» Work instructions:
Your task is to filter the entries and copy every line containing the string "placeholder".

(Data items)
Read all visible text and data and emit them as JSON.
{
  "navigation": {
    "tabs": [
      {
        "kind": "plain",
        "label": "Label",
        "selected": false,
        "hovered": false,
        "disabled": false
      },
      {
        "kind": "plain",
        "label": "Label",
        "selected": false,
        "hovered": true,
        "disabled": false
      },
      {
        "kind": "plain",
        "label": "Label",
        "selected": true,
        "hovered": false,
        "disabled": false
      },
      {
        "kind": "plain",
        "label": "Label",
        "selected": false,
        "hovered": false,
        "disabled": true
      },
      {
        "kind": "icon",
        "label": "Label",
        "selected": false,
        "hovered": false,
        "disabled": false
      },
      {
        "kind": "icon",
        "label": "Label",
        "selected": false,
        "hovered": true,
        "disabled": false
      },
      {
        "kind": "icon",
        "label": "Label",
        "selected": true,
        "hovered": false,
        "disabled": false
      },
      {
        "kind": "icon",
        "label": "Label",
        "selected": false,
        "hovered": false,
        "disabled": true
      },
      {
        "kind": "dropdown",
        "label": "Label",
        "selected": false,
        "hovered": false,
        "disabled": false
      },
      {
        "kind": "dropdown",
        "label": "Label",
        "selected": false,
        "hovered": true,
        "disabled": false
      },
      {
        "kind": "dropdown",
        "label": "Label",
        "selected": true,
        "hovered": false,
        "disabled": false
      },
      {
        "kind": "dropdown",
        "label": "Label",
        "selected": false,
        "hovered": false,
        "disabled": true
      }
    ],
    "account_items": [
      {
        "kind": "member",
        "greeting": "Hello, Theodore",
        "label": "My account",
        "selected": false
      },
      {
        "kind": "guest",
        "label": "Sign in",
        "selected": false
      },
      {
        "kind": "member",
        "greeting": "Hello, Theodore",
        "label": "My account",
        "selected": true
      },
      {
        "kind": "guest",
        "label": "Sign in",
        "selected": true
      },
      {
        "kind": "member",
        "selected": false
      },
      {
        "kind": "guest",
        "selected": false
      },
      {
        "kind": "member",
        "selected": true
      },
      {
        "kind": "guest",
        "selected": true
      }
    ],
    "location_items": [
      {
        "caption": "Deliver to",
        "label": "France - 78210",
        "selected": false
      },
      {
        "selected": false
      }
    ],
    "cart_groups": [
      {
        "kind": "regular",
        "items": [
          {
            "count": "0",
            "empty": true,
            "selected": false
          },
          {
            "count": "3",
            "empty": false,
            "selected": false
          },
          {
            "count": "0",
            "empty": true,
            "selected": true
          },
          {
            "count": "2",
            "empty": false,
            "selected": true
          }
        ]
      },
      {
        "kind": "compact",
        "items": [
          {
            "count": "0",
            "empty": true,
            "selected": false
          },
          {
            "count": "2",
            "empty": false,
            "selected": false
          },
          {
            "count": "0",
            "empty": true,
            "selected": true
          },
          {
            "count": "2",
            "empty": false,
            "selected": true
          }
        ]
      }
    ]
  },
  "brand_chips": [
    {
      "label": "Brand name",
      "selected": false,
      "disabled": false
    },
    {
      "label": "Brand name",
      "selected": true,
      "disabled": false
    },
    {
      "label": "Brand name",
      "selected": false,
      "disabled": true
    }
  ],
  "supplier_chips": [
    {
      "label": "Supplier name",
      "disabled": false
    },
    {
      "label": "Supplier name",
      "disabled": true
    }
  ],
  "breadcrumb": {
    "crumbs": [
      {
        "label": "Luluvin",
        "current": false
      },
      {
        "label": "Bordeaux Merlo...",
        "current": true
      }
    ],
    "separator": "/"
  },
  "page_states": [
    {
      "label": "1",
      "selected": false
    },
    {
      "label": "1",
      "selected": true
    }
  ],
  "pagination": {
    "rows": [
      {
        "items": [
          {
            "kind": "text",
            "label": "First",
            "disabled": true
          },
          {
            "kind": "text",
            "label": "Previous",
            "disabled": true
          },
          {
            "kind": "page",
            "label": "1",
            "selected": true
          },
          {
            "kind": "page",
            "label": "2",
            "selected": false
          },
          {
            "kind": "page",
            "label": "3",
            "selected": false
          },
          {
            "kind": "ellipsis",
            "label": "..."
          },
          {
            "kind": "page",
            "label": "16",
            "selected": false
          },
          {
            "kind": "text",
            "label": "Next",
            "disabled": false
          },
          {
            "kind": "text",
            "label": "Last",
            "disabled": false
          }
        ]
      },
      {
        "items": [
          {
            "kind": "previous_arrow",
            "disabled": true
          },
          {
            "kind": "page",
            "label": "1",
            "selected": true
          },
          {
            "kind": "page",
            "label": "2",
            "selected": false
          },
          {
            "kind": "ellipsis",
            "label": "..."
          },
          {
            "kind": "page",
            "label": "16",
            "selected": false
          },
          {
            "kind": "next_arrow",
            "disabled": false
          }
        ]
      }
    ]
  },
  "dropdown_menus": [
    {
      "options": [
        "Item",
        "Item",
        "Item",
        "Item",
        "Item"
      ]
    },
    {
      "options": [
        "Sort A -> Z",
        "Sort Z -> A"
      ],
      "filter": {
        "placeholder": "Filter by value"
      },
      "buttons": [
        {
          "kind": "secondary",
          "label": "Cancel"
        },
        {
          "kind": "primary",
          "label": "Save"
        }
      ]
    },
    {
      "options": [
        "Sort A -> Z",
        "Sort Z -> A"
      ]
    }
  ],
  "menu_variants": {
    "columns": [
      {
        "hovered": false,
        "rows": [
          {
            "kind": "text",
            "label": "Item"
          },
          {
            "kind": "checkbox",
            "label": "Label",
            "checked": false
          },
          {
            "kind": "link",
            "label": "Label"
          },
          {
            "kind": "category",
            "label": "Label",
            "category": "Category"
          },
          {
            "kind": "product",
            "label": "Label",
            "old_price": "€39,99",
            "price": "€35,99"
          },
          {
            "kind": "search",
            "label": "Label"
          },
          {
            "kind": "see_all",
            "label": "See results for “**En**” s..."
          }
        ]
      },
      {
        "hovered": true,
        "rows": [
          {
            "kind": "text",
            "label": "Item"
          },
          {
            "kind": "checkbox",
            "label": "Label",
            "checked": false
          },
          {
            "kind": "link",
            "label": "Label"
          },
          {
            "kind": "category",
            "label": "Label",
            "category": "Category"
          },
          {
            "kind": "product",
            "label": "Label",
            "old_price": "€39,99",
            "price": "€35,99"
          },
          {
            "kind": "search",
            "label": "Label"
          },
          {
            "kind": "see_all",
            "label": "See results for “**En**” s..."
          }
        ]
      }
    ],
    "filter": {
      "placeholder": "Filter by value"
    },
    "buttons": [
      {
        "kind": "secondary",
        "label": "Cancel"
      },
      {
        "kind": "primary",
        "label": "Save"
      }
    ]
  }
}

» Answer area:
        "placeholder": "Filter by value"
      "placeholder": "Filter by value"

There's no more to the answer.